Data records

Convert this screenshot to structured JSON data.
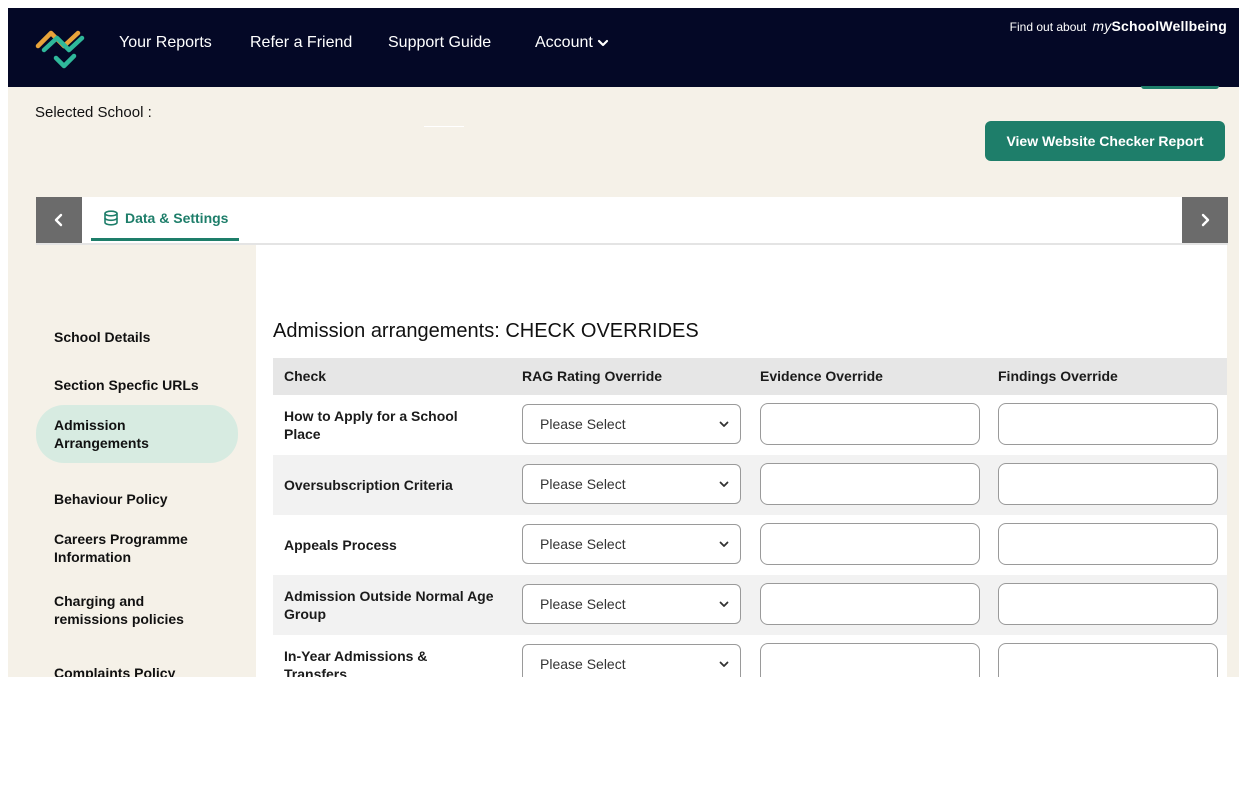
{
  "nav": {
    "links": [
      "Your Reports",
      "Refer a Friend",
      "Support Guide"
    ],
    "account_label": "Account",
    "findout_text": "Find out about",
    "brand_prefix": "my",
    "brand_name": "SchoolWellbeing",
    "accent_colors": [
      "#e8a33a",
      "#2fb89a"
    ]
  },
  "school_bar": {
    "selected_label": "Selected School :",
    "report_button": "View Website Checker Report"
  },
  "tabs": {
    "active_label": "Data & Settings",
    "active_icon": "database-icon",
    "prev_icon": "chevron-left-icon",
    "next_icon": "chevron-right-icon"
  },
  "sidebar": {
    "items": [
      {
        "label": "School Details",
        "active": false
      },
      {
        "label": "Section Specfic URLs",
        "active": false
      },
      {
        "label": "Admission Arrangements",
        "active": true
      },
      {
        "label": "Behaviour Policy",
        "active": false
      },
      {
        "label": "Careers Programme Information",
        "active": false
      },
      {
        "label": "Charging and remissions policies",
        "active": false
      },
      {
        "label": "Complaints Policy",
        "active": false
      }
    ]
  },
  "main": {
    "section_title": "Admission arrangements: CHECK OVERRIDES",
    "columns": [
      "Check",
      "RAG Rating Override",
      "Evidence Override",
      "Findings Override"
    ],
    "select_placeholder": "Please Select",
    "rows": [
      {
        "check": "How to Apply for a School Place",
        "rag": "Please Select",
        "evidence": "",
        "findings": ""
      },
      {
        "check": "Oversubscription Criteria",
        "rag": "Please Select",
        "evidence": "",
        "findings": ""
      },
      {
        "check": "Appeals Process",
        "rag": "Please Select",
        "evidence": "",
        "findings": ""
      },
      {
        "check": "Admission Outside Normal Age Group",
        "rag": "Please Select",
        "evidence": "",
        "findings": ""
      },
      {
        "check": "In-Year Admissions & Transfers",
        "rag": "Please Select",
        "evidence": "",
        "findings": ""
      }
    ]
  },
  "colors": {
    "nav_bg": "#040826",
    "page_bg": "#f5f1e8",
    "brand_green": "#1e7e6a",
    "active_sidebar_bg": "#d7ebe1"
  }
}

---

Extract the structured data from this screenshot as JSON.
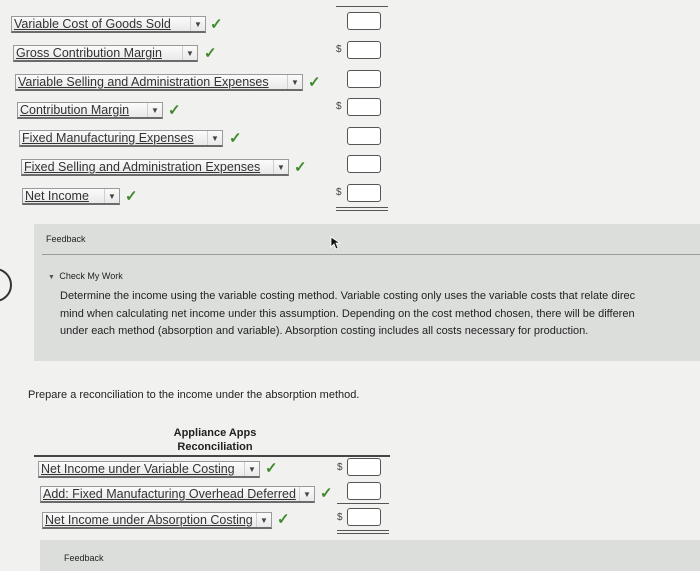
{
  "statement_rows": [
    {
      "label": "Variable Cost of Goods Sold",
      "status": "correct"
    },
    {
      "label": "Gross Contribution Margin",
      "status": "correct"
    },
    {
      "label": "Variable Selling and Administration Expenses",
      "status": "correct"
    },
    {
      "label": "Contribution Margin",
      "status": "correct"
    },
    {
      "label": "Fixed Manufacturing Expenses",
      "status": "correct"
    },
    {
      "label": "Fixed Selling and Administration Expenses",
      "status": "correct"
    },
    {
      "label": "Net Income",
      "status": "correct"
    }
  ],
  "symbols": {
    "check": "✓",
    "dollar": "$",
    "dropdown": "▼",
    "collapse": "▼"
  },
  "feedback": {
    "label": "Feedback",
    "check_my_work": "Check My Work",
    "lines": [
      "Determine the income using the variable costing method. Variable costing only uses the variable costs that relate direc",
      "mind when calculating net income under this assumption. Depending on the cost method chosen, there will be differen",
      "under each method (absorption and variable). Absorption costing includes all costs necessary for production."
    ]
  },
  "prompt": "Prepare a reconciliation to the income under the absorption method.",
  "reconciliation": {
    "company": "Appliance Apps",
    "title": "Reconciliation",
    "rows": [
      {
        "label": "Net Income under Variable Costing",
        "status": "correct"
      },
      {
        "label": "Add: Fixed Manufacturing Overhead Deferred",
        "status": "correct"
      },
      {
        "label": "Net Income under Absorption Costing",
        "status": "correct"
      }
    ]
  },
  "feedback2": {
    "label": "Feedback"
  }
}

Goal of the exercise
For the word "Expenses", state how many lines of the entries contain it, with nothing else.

Output for this exercise
3